--- DESCRIPTION OF THE TASK ---
Gather each line in the entries that includes the string "JSON".

--- Stored items from a collection ---
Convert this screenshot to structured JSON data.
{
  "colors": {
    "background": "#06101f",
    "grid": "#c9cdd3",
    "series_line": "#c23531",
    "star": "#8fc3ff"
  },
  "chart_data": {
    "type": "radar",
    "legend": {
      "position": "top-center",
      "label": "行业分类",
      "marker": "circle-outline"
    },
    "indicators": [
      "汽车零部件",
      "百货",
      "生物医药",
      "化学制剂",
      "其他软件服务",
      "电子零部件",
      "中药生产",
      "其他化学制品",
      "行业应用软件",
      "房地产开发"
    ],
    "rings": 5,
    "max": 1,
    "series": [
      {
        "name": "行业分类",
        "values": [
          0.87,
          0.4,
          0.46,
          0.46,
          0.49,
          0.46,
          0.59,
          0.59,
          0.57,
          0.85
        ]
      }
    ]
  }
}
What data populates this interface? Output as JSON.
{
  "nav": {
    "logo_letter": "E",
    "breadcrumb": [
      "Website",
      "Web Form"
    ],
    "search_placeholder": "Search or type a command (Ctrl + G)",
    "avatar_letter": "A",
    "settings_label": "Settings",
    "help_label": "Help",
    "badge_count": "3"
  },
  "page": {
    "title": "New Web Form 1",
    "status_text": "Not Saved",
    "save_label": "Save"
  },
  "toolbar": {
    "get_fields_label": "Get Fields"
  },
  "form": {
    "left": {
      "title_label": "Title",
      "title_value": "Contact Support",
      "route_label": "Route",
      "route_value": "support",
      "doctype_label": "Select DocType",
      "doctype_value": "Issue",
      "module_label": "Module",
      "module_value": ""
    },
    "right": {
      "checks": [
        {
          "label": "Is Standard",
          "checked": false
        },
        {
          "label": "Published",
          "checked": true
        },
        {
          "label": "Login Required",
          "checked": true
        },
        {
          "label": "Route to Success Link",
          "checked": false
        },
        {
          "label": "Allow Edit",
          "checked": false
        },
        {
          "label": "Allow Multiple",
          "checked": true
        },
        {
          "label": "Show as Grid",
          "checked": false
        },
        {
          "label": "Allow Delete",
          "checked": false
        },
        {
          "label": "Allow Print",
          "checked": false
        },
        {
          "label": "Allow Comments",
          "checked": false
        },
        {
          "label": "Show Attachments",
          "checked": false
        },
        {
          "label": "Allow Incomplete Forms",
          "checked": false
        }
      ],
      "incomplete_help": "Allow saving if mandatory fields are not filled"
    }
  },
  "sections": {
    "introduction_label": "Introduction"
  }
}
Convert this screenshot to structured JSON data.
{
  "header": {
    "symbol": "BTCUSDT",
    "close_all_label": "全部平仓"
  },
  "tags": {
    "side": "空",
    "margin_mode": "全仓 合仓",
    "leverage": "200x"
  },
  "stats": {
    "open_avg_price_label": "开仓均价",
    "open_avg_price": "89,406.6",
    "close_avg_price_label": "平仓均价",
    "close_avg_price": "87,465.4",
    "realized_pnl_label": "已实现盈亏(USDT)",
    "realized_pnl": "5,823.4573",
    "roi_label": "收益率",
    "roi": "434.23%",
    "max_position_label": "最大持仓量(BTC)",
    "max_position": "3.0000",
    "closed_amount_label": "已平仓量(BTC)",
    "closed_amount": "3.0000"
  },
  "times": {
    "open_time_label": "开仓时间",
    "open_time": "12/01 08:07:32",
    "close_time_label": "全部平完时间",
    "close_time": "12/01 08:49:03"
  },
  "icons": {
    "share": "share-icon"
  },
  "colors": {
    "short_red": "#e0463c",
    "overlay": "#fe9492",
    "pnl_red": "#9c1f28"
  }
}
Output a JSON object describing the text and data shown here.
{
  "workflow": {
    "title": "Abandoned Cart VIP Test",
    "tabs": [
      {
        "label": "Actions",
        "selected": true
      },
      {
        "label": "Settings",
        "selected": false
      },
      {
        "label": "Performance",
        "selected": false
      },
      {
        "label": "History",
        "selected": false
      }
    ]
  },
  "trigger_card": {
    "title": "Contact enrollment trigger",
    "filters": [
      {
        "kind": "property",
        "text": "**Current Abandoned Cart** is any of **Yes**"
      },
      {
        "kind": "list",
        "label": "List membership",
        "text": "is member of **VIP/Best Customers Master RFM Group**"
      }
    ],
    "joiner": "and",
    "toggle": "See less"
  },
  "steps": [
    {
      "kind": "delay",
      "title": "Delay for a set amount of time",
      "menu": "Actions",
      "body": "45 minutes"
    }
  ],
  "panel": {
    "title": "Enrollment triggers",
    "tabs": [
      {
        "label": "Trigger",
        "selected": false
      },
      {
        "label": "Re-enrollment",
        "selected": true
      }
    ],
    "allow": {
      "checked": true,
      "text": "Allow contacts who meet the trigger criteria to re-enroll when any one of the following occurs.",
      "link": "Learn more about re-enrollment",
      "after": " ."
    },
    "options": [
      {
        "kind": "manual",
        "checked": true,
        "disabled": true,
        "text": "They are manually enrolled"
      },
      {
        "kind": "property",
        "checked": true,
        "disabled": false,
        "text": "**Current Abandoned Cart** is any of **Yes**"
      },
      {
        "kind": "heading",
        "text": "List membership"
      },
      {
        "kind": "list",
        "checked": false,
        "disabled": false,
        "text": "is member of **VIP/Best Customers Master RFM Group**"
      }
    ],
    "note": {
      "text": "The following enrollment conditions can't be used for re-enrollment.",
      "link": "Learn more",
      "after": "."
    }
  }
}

--- RESULT ---
Convert this screenshot to structured JSON data.
What data populates this interface? Output as JSON.
Convert this screenshot to structured JSON data.
Output a JSON object describing the text and data shown here.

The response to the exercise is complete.